// HTML works like this
<select name="pets">
    <option value="dog">Dog</option>
    <option value="cat">Cat</option>
    <option value="hamster">Hamster</option>
    <option value="parrot">Parrot</option>
</select>;

// NOT like this
<select
    name="pets"
    data={[
        { value: 'dog', label: 'Dog' },
        { value: 'cat', label: 'Cat' },
        { value: 'hamster', label: 'Hamster' },
        { value: 'parrot', label: 'Parrot' },
    ]}
/>;
const items = ['Apple', 'Banana', 'Orange'];

// So don't do this
const List = ({ items }) => (
    <ul>
        {items.map(item => (
            <li>{item}</li>
        ))}
    </ul>
);
const App = () => (
    <div>
        <List items={items} />
    </div>
);

// Instead, do this
const List = ({ children }) => <ul>{children}</ul>;
const App = () => (
    <div>
        <List>
            {items.map(item => (
                <li>{item}</li>
            ))}
        </List>
    </div>
);

You'll notice in that second example that our List component is now just a <ul> and nothing more, almost negating the need for it to be its own component at all. In practise it wouldn't just accept children (see the sections on Typing and Props) and instead would take all of the standard <ul> props.

Although this is a greatly simplified example, in my experience building components in this composable, declarative way often leads to a smaller number of components overall as you realise that some components simply don't need to exist.

Render props

Hey, remember render props? They’re so 2018, am I right?

Well, it turns out they’re still really useful! Hooks replaced many of the uses for render props, but they can still help you build more composable components.

const FormElement = ({
    renderLabel = props => <label {...props} />,
    renderInput = props => <input {...props} />,
}) => {
    const id = useRandomId();

    return (
        <div>
            {renderLabel({ htmlFor: id })}
            {renderInput({ id })}
        </div>
    );
};

This example shows why I'd advocate for having render props accept functions which return JSX, rather than just JSX themselves. It allows the child component (in this case the FormElement) to pass props back up to the implementor. In this example the FormElement handles generating and setting a random ID on both the label and the input so the implementor doesn't have to. Instead the implementor can just consume those props.

/**
 * The input and label elements will now have
 * matching id & htmlFor props applied respectively
 */
const App = () => (
    <FormElement
        renderLabel={props => <Label {...props} />}
        renderInput={props => <Input {...props} />}
    />
);

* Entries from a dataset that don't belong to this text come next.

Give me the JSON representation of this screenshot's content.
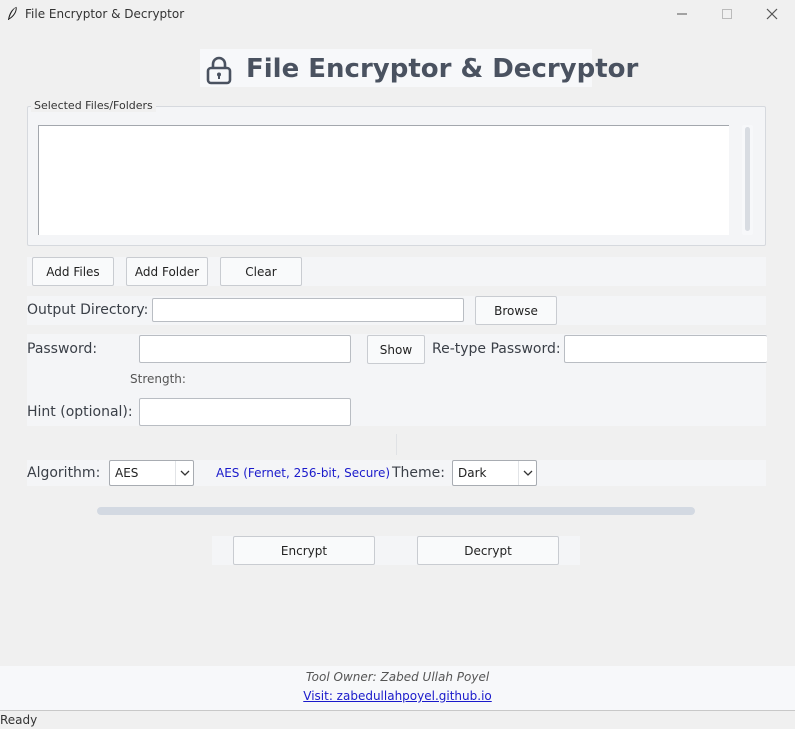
{
  "window": {
    "title": "File Encryptor & Decryptor",
    "icon": "feather-icon",
    "controls": [
      "minimize-icon",
      "maximize-icon",
      "close-icon"
    ]
  },
  "header": {
    "icon": "lock-icon",
    "title": "File Encryptor & Decryptor"
  },
  "files_group": {
    "legend": "Selected Files/Folders",
    "items": []
  },
  "file_buttons": {
    "add_files": "Add Files",
    "add_folder": "Add Folder",
    "clear": "Clear"
  },
  "output": {
    "label": "Output Directory:",
    "value": "",
    "browse": "Browse"
  },
  "password": {
    "label": "Password:",
    "value": "",
    "show": "Show",
    "retype_label": "Re-type Password:",
    "retype_value": "",
    "strength_label": "Strength:",
    "hint_label": "Hint (optional):",
    "hint_value": ""
  },
  "settings": {
    "algorithm_label": "Algorithm:",
    "algorithm_value": "AES",
    "algorithm_info": "AES (Fernet, 256-bit, Secure)",
    "theme_label": "Theme:",
    "theme_value": "Dark"
  },
  "progress": {
    "fraction": 0
  },
  "actions": {
    "encrypt": "Encrypt",
    "decrypt": "Decrypt"
  },
  "footer": {
    "owner": "Tool Owner: Zabed Ullah Poyel",
    "visit": "Visit: zabedullahpoyel.github.io"
  },
  "status": "Ready",
  "colors": {
    "link": "#1a1acb",
    "heading": "#4a5260",
    "progress_track": "#d3d9e2"
  }
}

Custom hooks

Aim to pull component logic out into custom hooks. This allow you to more easily group related pieces of logic together into well-named hooks, and also makes it easier to test those hooks separately from your component.

// Don't do this (contrived example!)
const MyComponent = () => {
    const [hasMounted, setHasMounted] = useState(false);
    useEffect(() => {
        setHasMounted(true);
    }, []);

    // ...
};

// Instead, do this
const useHasMounted = () => {
    const [hasMounted, setHasMounted] = useState(false);

    useEffect(() => {
        setHasMounted(true);
    }, []);

    return hasMounted;
};

const MyComponent = () => {
    const hasMounted = useHasMounted();

    // ...
};

Storybook

Every shared component should have an associated set of Stories, accessible through Storybook. The stories should document each of the custom props that your component accepts, and can show some common use-cases for your components too. You can even take advantage of storyshots when writing tests to automatically flag when a component’s rendered output changes.

Theming

Have a central theme for your components that is the single source of truth for colours, typography, spacing, breakpoints, shadows, etc. This can be defined as a styled-components theme, a tailwind config, it doesn’t really matter, as long as there’s a single source of truth.

This means you should avoid using arbitrary values within components as much as possible - those values should come from the theme.

Once you have a design system in place you could take this a step further by abstracting your design tokens into some other centralised (and language-agnostic) location that both the design team and the engineering team can pull from.